WHAT YOU ARE ASKED TO DO: I need each line of the entries below that includes the string "Request".

Website and app data records
┄┄┄┄┄┄
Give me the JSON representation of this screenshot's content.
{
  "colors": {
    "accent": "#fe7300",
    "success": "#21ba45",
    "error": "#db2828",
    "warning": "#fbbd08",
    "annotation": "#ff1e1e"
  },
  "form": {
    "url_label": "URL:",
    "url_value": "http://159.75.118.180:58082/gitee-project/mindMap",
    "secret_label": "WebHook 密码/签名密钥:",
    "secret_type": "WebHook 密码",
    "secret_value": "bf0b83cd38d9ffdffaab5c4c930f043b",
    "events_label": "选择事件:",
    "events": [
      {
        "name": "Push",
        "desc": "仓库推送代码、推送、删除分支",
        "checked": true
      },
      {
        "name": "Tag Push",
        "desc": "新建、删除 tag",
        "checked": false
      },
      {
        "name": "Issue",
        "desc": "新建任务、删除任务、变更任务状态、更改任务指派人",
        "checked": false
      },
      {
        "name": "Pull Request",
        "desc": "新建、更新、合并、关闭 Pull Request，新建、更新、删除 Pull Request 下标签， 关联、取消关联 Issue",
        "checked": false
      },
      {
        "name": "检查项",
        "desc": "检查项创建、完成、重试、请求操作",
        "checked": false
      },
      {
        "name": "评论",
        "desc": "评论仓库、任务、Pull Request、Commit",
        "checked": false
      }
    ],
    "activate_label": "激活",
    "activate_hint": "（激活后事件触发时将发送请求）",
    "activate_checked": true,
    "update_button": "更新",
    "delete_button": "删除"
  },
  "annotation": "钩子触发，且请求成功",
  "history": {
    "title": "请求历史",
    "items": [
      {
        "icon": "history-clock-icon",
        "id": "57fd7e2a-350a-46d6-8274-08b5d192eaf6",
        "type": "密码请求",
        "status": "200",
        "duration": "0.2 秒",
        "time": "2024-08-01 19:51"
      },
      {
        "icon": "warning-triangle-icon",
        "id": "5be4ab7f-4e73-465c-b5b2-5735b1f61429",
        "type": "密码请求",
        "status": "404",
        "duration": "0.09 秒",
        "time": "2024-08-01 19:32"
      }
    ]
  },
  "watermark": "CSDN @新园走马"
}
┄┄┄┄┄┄
ANSWER SPACE:
        "name": "Pull Request",
        "desc": "新建、更新、合并、关闭 Pull Request，新建、更新、删除 Pull Request 下标签， 关联、取消关联 Issue",
        "desc": "评论仓库、任务、Pull Request、Commit",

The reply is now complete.